In The News
Chicago's Essential Tavern-Style Thin-Crust Pizza Restaurants
Is tavern-style pizza falling into the same category as deep dish? In recent years, Chicagoans have raged that deep-dish pizza isn't what real locals eat. The infatuation with stuffed, deep dish, pan, etc. comes from clever marketing and outside media who fumble when trying to pigeonhole the biggest city in the Midwest.
It's impossible to miss the big neon sign on Western Avenue just south of Evanston that is always wishing someone a happy birthday or anniversary. Established in 1950 by Italian immigrants, Candlelite Chicago was once a dark, dingy dive bar that somehow also doubled as a romantic destination for a couple's night out.
SINCE 1950, THIS PIZZERIA AND TAVERN HAS BECOME A FAMILIAR LANDMARK IN THE WINDY CITY—AND IT'S NOW SELLING MORE PIZZA THAN EVER DURING THE PANDEMIC.
Italian immigrants Frank and Lena Maiale, the original owners of Candlelite Chicago, opened the doors of their tavern-style pizzeria in 1950, serving up thin-crust pies and libations to neighborhood locals.

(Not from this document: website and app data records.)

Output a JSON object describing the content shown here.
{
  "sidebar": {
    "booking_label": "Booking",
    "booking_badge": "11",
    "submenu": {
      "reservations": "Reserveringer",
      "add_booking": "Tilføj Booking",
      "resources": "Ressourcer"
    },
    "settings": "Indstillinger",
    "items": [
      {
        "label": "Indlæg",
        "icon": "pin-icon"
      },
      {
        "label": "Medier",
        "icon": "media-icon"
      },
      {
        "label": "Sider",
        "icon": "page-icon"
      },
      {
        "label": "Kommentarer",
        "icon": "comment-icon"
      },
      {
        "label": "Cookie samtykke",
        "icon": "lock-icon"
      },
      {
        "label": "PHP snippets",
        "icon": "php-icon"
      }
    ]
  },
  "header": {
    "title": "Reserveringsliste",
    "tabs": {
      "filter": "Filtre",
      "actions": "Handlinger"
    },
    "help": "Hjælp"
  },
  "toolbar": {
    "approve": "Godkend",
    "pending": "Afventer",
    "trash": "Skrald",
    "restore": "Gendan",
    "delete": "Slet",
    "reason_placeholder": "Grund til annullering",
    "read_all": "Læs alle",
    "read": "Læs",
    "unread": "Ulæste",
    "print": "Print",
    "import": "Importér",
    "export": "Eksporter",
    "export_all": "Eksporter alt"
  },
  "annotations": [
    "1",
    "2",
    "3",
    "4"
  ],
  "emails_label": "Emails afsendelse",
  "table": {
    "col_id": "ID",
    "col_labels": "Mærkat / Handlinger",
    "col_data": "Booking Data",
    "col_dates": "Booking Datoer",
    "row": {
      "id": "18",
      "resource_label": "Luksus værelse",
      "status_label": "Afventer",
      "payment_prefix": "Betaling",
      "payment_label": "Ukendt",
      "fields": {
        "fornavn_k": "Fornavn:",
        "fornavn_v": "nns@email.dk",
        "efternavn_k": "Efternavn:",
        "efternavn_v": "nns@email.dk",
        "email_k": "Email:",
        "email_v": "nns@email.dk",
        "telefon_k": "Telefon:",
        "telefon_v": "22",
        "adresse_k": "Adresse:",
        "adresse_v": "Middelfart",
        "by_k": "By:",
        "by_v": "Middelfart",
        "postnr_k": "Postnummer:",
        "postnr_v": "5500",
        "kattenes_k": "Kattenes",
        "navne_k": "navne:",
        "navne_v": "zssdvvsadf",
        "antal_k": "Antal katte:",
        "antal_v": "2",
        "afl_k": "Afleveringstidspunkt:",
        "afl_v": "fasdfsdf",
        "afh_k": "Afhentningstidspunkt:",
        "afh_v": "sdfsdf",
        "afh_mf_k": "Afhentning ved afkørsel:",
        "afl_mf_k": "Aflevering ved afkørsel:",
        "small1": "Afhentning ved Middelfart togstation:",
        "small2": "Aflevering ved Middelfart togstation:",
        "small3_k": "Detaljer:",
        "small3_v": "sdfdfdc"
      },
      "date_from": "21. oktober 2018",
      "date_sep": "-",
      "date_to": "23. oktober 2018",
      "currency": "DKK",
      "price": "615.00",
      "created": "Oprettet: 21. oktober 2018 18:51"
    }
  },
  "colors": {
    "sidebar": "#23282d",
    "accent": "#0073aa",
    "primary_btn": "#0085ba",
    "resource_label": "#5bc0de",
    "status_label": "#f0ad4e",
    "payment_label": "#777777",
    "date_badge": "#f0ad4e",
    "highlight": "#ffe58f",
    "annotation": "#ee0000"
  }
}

The neon sign will grab you first, especially at night, when it shines like a welcoming beacon on an otherwise drab stretch of Western Avenue near Evanston: the endearing spelling of its name (Candlelite), the martini glass (with olive), the space in which to announce birthdays, anniversaries and other personal celebrations and events.